On October 21, Russian Prime Minister Mikhail Mishustin chaired a meeting on developing the Northern Sea Route during his working trip to the Murmansk Region.
Addressing the attendees, he noted that the Northern Sea Route was one of Russia’s key advantages in the Arctic. “Freight is delivered here all year round despite the extremely difficult meteorological conditions. We are expanding annual traffic volumes. Despite the current restrictions in international trade, this volume totaled 24.5 million metric tons in the nine months of 2020 <…> And I would like to point out that we consistently create conditions for expanding the freight traffic potential. We are implementing a whole range of measures which are part of a plan to expand the Northern Sea Route’s infrastructure over a period of the next 15 years. This is a very serious and ambitious program,” Mikhail Mishustin explained.
He also added that liquefied natural gas (LNG) shipments accounted for about 65 percent of all freight traffic today via the Northern Sea Route. LNG manufacturers are eligible to numerous privileges and preferences, including zero mineral extraction tax rates and a decision to charge zero VAT on high-seas transshipments and icebreaker escorts.

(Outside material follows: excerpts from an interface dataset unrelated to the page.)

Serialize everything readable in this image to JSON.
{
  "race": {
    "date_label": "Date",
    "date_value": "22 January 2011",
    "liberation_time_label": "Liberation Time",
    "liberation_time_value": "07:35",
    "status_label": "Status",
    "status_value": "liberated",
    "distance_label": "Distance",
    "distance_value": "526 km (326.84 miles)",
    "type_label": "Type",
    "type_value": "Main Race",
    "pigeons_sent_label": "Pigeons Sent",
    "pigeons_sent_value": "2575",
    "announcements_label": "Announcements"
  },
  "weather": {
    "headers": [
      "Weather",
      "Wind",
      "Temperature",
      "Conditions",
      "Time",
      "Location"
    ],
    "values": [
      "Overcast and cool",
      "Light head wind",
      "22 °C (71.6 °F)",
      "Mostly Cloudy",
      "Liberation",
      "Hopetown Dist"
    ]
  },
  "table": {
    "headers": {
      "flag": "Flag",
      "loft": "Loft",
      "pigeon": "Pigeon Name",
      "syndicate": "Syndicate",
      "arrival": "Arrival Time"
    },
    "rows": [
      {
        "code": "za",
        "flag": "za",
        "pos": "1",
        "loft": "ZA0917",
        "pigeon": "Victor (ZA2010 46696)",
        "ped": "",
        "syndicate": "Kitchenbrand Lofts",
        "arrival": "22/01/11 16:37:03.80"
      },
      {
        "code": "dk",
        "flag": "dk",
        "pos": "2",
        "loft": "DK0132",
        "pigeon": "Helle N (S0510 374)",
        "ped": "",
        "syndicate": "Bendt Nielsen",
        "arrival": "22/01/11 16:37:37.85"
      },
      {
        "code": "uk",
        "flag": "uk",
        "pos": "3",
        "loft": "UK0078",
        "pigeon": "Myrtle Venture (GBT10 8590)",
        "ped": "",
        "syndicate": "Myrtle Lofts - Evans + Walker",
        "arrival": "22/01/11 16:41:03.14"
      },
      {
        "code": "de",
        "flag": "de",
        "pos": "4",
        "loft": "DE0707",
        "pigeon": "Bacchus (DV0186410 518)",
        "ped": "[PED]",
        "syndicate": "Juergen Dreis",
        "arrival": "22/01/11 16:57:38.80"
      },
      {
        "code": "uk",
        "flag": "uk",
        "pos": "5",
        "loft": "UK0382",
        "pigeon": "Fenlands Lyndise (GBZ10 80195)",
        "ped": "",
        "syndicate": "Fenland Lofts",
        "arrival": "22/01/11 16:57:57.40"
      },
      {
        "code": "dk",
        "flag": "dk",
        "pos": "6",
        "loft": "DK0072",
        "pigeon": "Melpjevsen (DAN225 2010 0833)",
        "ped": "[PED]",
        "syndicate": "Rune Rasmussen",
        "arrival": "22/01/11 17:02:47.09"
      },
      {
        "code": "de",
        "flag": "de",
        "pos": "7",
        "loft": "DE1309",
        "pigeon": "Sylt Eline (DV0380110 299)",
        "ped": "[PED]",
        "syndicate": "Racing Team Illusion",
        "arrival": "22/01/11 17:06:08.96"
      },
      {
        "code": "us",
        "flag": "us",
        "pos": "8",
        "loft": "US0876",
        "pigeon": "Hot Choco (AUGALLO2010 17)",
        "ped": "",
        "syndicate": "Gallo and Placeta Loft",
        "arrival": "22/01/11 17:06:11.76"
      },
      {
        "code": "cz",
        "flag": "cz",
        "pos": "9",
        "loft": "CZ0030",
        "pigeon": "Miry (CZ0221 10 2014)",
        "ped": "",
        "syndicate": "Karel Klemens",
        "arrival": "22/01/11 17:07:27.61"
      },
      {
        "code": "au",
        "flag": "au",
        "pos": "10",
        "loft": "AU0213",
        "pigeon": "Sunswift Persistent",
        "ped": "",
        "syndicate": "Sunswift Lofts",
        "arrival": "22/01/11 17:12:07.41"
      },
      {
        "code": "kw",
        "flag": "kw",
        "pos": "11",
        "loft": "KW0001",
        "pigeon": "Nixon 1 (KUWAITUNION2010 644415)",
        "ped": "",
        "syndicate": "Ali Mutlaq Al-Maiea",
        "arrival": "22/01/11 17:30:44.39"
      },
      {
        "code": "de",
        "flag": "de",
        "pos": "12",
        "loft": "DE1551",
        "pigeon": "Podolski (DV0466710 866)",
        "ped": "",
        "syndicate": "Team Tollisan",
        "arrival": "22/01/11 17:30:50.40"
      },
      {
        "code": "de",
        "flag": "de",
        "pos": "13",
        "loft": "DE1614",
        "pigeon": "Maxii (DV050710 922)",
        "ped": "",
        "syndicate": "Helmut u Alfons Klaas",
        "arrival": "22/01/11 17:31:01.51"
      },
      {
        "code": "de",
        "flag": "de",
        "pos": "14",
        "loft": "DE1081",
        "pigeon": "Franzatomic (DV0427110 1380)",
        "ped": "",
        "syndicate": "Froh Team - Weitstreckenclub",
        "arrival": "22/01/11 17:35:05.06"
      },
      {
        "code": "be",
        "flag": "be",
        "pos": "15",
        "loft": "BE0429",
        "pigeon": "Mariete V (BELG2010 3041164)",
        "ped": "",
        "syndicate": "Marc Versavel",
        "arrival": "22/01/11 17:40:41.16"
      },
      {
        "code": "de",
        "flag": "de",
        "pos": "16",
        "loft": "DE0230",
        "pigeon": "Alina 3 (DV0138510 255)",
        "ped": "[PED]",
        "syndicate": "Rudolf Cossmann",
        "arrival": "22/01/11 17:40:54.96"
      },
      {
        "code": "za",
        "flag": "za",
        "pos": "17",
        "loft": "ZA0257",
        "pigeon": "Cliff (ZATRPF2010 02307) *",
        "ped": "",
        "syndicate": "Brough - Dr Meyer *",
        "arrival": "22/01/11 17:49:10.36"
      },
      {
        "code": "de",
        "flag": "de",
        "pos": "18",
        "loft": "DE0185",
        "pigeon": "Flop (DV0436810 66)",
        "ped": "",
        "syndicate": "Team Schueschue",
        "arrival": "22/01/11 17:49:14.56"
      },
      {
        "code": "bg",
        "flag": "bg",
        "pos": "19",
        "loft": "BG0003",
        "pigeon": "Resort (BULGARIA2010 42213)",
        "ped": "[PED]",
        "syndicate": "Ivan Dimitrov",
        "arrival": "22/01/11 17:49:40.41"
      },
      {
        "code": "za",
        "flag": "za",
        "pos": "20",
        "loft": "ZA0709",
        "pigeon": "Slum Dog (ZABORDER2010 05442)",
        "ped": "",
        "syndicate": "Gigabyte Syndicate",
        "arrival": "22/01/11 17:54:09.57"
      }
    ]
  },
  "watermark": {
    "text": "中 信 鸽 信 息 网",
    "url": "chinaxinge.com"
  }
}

“The nuclear icebreaker fleet is Russia’s competitive advantage. And, of course, its expansion amounts to substantial investment in the future. First of all, this spurs Russian and regional economic development. Four more icebreakers, designed using modern innovative technologies, are to join the icebreaker Arktika within the next five years. The Baltic Shipyard in St. Petersburg is already building them. A contract for building the lead universal nuclear icebreaker Lider has been signed. This extremely powerful ship will make it possible to use the Northern Sea Route all year round. It is important to use the entire potential of this route linking Europe with Asia as it’s the shortest way,” Mikhail Mishustin noted.
The Russian Prime Minister also emphasized that the new freight transshipment infrastructure, now being established, would serve as a base for expanding international transit shipments. It is necessary to expand port facilities, the emergency rescue infrastructure and navigation, to ensure navigation safety and to be able to provide emergency medical treatment for ship crews. Moreover, reliable communications must be ensured along the entire Northern Sea Route.
“It is necessary to use the most diverse tools, including public-private partnership, for expanding this region’s infrastructure. At the same time, we need to ensure environmental safety, keeping the particularly fragile Arctic environment in mind,” Mikhail Mishustin said in conclusion.
The meeting’s transcript is posted on the Russian Government’s official website